Art Doc of the Week | Baltimore Dance Project

Ishmael Reed, novelist, scholar and social critic, witheringly dismissed the critically acclaimed, massively popular HBO show “The Wire” as a tapestry of hoary racial clichés pass off as truthfulness, and has repeatedly (and brilliantly) enumerated his issues with the show. The Black Baltimore it shows isn’t just defined by and largely limited to criminality, but is tethered to limitations of the white imagination – and aesthetics – when it comes to tackling the realities of Black life. One of the reasons young Baltimore photographer Devin Allen’s work is so powerful is because he takes the surfaces of Black life that many non-Black people (even, if not especially, well-meaning white liberals) fixate on, and artfully dismantles preconception to reveal layers and nuances that rarely get their due. The same kinds of bodies that populate “The Wire” are granted complex complexity in Allen’s work.

In many way, FKA Twigs’ documentary Baltimore Dance Project is in dialogue with Allen’s still photography. Filmed in mid-July after Twigs sent out a Tweet that she was hosting a free dance workshop in Baltimore the next day, the British singer/dancer/songwriter/performance artist didn’t want to go to Los Angeles or New York. She wanted the energy of Baltimore, to immerse herself in the people and culture of a city that is vibrant and affirming, and deeply misunderstood.

As the workshop kicks off, she makes it clear that the gathering is a “safe space,” and regardless of your age, size, abilities or whatever, you won’t be judged or mocked. Even though the gathering was filmed long before the election, her words about the anxieties and fears circulating thickly around us, filling the air we breathe, are even more potent right now.  Her belief in the power of art to transcend divisions and bring about social change are age-old, almost textbook public speak for artists, and it will be powerfully tested in the next few years.

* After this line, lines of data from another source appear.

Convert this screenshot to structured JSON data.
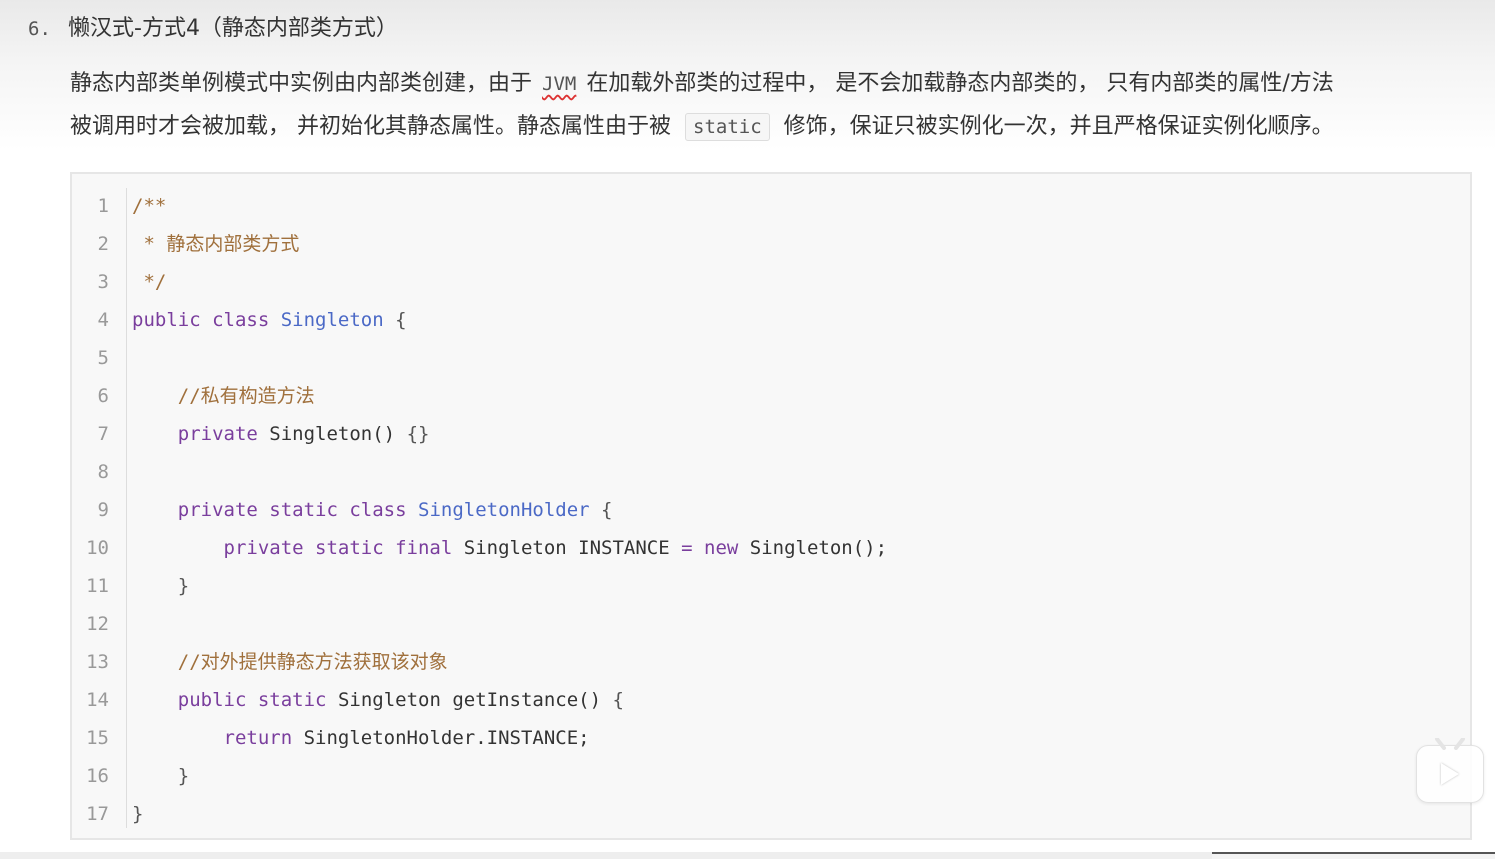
{
  "heading": {
    "number": "6.",
    "title": "懒汉式-方式4（静态内部类方式）"
  },
  "paragraph": {
    "line1_a": "静态内部类单例模式中实例由内部类创建，由于",
    "line1_code": "JVM",
    "line1_b": "在加载外部类的过程中， 是不会加载静态内部类的， 只有内部类的属性/方法",
    "line2_a": "被调用时才会被加载， 并初始化其静态属性。静态属性由于被",
    "line2_code": "static",
    "line2_b": "修饰，保证只被实例化一次，并且严格保证实例化顺序。"
  },
  "code": {
    "line_numbers": [
      "1",
      "2",
      "3",
      "4",
      "5",
      "6",
      "7",
      "8",
      "9",
      "10",
      "11",
      "12",
      "13",
      "14",
      "15",
      "16",
      "17"
    ],
    "l1": "/**",
    "l2": " * 静态内部类方式",
    "l3": " */",
    "l4_kw": "public class",
    "l4_cls": "Singleton",
    "l4_p": "{",
    "l6_cm": "//私有构造方法",
    "l7_kw": "private",
    "l7_rest": "Singleton()",
    "l7_p": "{}",
    "l9_kw": "private static class",
    "l9_cls": "SingletonHolder",
    "l9_p": "{",
    "l10_kw": "private static final",
    "l10_type": "Singleton INSTANCE",
    "l10_op": "=",
    "l10_new": "new",
    "l10_rest": "Singleton();",
    "l11": "}",
    "l13_cm": "//对外提供静态方法获取该对象",
    "l14_kw": "public static",
    "l14_rest": "Singleton getInstance()",
    "l14_p": "{",
    "l15_kw": "return",
    "l15_rest": "SingletonHolder.INSTANCE;",
    "l16": "}",
    "l17": "}"
  },
  "colors": {
    "keyword": "#7a3e9d",
    "class_name": "#4b69c6",
    "comment": "#a0703c",
    "line_number": "#999999"
  },
  "icons": {
    "play": "bilibili-play-icon"
  }
}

It’s a thrill to see so many dark-skinned Black women in the mix, celebrated and elevated in ways both mainstream pop and mainstream hip-hop refuse to do – refuse, in fact, as they erase and even demonize dark skin Black women. It’s refreshing to see queerness organically in the mix of everyday Blackness, just as it is in ordinary Black life. The crowd is actually multiracial, though predominantly Black, and the film becomes a de facto celebration of Black creativity and beauty, which is exactly why it taps into the universal.

The short B&W clip, crisply and beautifully filmed, is more PSA than anything else. It doesn’t probe or ask profound political questions, though it can’t help but run smack into them even unintentionally or by sideways glance rather than direct stare, and it is rooted firmly, unapologetically, and simply in the desire to inspire. And that’s cool. Watch the documentary here.

All images courtesy WeTransferStudios.